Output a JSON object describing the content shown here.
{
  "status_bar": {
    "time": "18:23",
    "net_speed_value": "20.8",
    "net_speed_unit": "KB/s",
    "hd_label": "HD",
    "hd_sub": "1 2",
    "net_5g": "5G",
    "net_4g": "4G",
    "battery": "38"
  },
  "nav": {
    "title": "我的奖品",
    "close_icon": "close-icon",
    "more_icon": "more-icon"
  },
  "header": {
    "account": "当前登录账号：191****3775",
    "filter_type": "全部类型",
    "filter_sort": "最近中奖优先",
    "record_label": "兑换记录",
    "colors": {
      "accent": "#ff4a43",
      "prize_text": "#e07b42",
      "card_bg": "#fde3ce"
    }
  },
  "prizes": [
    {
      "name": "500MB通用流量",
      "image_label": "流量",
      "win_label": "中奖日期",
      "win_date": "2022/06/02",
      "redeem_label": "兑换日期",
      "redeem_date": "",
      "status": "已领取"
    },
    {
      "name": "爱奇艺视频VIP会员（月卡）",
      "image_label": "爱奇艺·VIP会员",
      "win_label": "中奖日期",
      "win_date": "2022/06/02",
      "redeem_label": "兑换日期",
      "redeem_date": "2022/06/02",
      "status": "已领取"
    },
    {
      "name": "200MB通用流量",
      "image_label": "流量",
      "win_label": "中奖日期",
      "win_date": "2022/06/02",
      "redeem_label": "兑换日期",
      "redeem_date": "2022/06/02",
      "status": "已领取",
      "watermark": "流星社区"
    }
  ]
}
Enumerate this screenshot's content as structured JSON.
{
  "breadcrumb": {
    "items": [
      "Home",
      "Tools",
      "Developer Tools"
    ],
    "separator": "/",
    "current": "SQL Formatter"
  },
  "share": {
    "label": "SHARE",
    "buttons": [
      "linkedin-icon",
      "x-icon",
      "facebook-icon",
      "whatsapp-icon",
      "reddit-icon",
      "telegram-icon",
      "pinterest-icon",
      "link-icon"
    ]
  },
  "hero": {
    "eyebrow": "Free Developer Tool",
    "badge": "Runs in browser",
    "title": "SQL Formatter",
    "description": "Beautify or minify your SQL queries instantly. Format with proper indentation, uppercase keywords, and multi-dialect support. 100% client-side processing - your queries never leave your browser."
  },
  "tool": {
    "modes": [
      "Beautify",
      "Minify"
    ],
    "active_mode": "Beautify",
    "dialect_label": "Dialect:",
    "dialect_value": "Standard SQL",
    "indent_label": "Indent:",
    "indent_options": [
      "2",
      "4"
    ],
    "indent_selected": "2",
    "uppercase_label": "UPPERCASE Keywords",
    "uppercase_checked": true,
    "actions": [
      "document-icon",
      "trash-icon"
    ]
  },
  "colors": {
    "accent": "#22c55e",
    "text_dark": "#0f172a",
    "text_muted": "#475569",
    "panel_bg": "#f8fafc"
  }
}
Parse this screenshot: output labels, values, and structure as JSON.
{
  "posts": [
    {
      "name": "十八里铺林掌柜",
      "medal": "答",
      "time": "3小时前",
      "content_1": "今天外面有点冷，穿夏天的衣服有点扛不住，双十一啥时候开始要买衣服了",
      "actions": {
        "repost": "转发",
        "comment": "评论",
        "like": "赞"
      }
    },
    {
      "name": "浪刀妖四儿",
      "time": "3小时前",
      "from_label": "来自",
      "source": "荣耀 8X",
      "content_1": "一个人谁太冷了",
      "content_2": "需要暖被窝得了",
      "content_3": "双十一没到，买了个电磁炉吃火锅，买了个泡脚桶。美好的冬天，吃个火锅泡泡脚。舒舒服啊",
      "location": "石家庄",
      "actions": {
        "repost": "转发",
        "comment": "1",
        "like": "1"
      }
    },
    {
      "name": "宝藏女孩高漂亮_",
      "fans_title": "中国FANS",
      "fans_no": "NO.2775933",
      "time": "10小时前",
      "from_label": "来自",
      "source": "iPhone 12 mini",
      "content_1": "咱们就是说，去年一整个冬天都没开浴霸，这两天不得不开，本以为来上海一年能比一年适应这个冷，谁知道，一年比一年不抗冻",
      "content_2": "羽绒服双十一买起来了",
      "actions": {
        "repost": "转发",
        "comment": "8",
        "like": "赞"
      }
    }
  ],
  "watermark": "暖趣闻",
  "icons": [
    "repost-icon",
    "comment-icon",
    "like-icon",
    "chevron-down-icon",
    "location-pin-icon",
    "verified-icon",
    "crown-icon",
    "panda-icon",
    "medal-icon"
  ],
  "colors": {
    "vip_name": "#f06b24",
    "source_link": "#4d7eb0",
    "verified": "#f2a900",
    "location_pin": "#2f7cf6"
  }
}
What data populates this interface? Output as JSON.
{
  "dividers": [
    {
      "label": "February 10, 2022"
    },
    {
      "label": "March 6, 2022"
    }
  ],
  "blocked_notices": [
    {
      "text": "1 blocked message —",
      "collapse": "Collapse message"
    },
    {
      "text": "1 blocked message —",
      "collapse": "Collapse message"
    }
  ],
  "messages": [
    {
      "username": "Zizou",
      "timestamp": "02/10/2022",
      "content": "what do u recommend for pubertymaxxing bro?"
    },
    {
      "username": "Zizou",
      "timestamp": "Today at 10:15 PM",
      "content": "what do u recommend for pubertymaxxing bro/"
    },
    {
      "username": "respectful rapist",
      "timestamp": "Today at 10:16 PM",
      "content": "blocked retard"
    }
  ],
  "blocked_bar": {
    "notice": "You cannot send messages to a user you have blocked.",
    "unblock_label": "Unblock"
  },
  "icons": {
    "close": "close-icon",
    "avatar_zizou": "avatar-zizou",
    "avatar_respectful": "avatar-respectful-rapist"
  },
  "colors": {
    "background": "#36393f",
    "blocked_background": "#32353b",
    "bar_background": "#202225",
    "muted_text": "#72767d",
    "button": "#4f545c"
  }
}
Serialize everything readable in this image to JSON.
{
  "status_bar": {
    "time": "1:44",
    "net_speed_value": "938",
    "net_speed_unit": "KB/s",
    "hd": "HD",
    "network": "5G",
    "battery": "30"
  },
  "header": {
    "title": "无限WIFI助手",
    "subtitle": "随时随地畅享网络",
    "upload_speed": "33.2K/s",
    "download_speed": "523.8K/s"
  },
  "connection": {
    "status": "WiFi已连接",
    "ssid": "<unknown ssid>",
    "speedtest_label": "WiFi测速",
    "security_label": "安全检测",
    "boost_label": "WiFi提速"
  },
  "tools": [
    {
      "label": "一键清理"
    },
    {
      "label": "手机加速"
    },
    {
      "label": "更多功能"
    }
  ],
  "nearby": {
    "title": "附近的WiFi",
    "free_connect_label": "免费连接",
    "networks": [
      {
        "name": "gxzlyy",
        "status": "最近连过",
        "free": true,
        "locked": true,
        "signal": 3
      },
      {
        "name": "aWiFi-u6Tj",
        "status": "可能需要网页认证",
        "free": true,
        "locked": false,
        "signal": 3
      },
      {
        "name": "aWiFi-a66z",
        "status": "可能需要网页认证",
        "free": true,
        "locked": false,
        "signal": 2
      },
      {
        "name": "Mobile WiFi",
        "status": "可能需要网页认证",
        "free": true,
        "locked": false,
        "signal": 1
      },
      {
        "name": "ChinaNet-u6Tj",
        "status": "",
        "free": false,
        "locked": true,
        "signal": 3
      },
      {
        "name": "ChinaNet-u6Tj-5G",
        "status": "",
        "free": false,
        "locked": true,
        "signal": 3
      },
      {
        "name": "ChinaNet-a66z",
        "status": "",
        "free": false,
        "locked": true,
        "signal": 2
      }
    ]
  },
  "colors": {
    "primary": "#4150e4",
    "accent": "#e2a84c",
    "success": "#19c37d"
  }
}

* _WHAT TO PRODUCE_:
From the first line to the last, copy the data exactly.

* _SOLUTION TO THIS TASK_:
Output a JSON object describing the content shown here.
{
  "status_bar": {
    "time": "18:23",
    "net_speed_value": "20.8",
    "net_speed_unit": "KB/s",
    "hd_label": "HD",
    "hd_sub": "1 2",
    "net_5g": "5G",
    "net_4g": "4G",
    "battery": "38"
  },
  "nav": {
    "title": "我的奖品",
    "close_icon": "close-icon",
    "more_icon": "more-icon"
  },
  "header": {
    "account": "当前登录账号：191****3775",
    "filter_type": "全部类型",
    "filter_sort": "最近中奖优先",
    "record_label": "兑换记录",
    "colors": {
      "accent": "#ff4a43",
      "prize_text": "#e07b42",
      "card_bg": "#fde3ce"
    }
  },
  "prizes": [
    {
      "name": "500MB通用流量",
      "image_label": "流量",
      "win_label": "中奖日期",
      "win_date": "2022/06/02",
      "redeem_label": "兑换日期",
      "redeem_date": "",
      "status": "已领取"
    },
    {
      "name": "爱奇艺视频VIP会员（月卡）",
      "image_label": "爱奇艺·VIP会员",
      "win_label": "中奖日期",
      "win_date": "2022/06/02",
      "redeem_label": "兑换日期",
      "redeem_date": "2022/06/02",
      "status": "已领取"
    },
    {
      "name": "200MB通用流量",
      "image_label": "流量",
      "win_label": "中奖日期",
      "win_date": "2022/06/02",
      "redeem_label": "兑换日期",
      "redeem_date": "2022/06/02",
      "status": "已领取",
      "watermark": "流星社区"
    }
  ]
}
Enumerate this screenshot's content as structured JSON.
{
  "breadcrumb": {
    "items": [
      "Home",
      "Tools",
      "Developer Tools"
    ],
    "separator": "/",
    "current": "SQL Formatter"
  },
  "share": {
    "label": "SHARE",
    "buttons": [
      "linkedin-icon",
      "x-icon",
      "facebook-icon",
      "whatsapp-icon",
      "reddit-icon",
      "telegram-icon",
      "pinterest-icon",
      "link-icon"
    ]
  },
  "hero": {
    "eyebrow": "Free Developer Tool",
    "badge": "Runs in browser",
    "title": "SQL Formatter",
    "description": "Beautify or minify your SQL queries instantly. Format with proper indentation, uppercase keywords, and multi-dialect support. 100% client-side processing - your queries never leave your browser."
  },
  "tool": {
    "modes": [
      "Beautify",
      "Minify"
    ],
    "active_mode": "Beautify",
    "dialect_label": "Dialect:",
    "dialect_value": "Standard SQL",
    "indent_label": "Indent:",
    "indent_options": [
      "2",
      "4"
    ],
    "indent_selected": "2",
    "uppercase_label": "UPPERCASE Keywords",
    "uppercase_checked": true,
    "actions": [
      "document-icon",
      "trash-icon"
    ]
  },
  "colors": {
    "accent": "#22c55e",
    "text_dark": "#0f172a",
    "text_muted": "#475569",
    "panel_bg": "#f8fafc"
  }
}
Parse this screenshot: output labels, values, and structure as JSON.
{
  "posts": [
    {
      "name": "十八里铺林掌柜",
      "medal": "答",
      "time": "3小时前",
      "content_1": "今天外面有点冷，穿夏天的衣服有点扛不住，双十一啥时候开始要买衣服了",
      "actions": {
        "repost": "转发",
        "comment": "评论",
        "like": "赞"
      }
    },
    {
      "name": "浪刀妖四儿",
      "time": "3小时前",
      "from_label": "来自",
      "source": "荣耀 8X",
      "content_1": "一个人谁太冷了",
      "content_2": "需要暖被窝得了",
      "content_3": "双十一没到，买了个电磁炉吃火锅，买了个泡脚桶。美好的冬天，吃个火锅泡泡脚。舒舒服啊",
      "location": "石家庄",
      "actions": {
        "repost": "转发",
        "comment": "1",
        "like": "1"
      }
    },
    {
      "name": "宝藏女孩高漂亮_",
      "fans_title": "中国FANS",
      "fans_no": "NO.2775933",
      "time": "10小时前",
      "from_label": "来自",
      "source": "iPhone 12 mini",
      "content_1": "咱们就是说，去年一整个冬天都没开浴霸，这两天不得不开，本以为来上海一年能比一年适应这个冷，谁知道，一年比一年不抗冻",
      "content_2": "羽绒服双十一买起来了",
      "actions": {
        "repost": "转发",
        "comment": "8",
        "like": "赞"
      }
    }
  ],
  "watermark": "暖趣闻",
  "icons": [
    "repost-icon",
    "comment-icon",
    "like-icon",
    "chevron-down-icon",
    "location-pin-icon",
    "verified-icon",
    "crown-icon",
    "panda-icon",
    "medal-icon"
  ],
  "colors": {
    "vip_name": "#f06b24",
    "source_link": "#4d7eb0",
    "verified": "#f2a900",
    "location_pin": "#2f7cf6"
  }
}
What data populates this interface? Output as JSON.
{
  "dividers": [
    {
      "label": "February 10, 2022"
    },
    {
      "label": "March 6, 2022"
    }
  ],
  "blocked_notices": [
    {
      "text": "1 blocked message —",
      "collapse": "Collapse message"
    },
    {
      "text": "1 blocked message —",
      "collapse": "Collapse message"
    }
  ],
  "messages": [
    {
      "username": "Zizou",
      "timestamp": "02/10/2022",
      "content": "what do u recommend for pubertymaxxing bro?"
    },
    {
      "username": "Zizou",
      "timestamp": "Today at 10:15 PM",
      "content": "what do u recommend for pubertymaxxing bro/"
    },
    {
      "username": "respectful rapist",
      "timestamp": "Today at 10:16 PM",
      "content": "blocked retard"
    }
  ],
  "blocked_bar": {
    "notice": "You cannot send messages to a user you have blocked.",
    "unblock_label": "Unblock"
  },
  "icons": {
    "close": "close-icon",
    "avatar_zizou": "avatar-zizou",
    "avatar_respectful": "avatar-respectful-rapist"
  },
  "colors": {
    "background": "#36393f",
    "blocked_background": "#32353b",
    "bar_background": "#202225",
    "muted_text": "#72767d",
    "button": "#4f545c"
  }
}
Serialize everything readable in this image to JSON.
{
  "status_bar": {
    "time": "1:44",
    "net_speed_value": "938",
    "net_speed_unit": "KB/s",
    "hd": "HD",
    "network": "5G",
    "battery": "30"
  },
  "header": {
    "title": "无限WIFI助手",
    "subtitle": "随时随地畅享网络",
    "upload_speed": "33.2K/s",
    "download_speed": "523.8K/s"
  },
  "connection": {
    "status": "WiFi已连接",
    "ssid": "<unknown ssid>",
    "speedtest_label": "WiFi测速",
    "security_label": "安全检测",
    "boost_label": "WiFi提速"
  },
  "tools": [
    {
      "label": "一键清理"
    },
    {
      "label": "手机加速"
    },
    {
      "label": "更多功能"
    }
  ],
  "nearby": {
    "title": "附近的WiFi",
    "free_connect_label": "免费连接",
    "networks": [
      {
        "name": "gxzlyy",
        "status": "最近连过",
        "free": true,
        "locked": true,
        "signal": 3
      },
      {
        "name": "aWiFi-u6Tj",
        "status": "可能需要网页认证",
        "free": true,
        "locked": false,
        "signal": 3
      },
      {
        "name": "aWiFi-a66z",
        "status": "可能需要网页认证",
        "free": true,
        "locked": false,
        "signal": 2
      },
      {
        "name": "Mobile WiFi",
        "status": "可能需要网页认证",
        "free": true,
        "locked": false,
        "signal": 1
      },
      {
        "name": "ChinaNet-u6Tj",
        "status": "",
        "free": false,
        "locked": true,
        "signal": 3
      },
      {
        "name": "ChinaNet-u6Tj-5G",
        "status": "",
        "free": false,
        "locked": true,
        "signal": 3
      },
      {
        "name": "ChinaNet-a66z",
        "status": "",
        "free": false,
        "locked": true,
        "signal": 2
      }
    ]
  },
  "colors": {
    "primary": "#4150e4",
    "accent": "#e2a84c",
    "success": "#19c37d"
  }
}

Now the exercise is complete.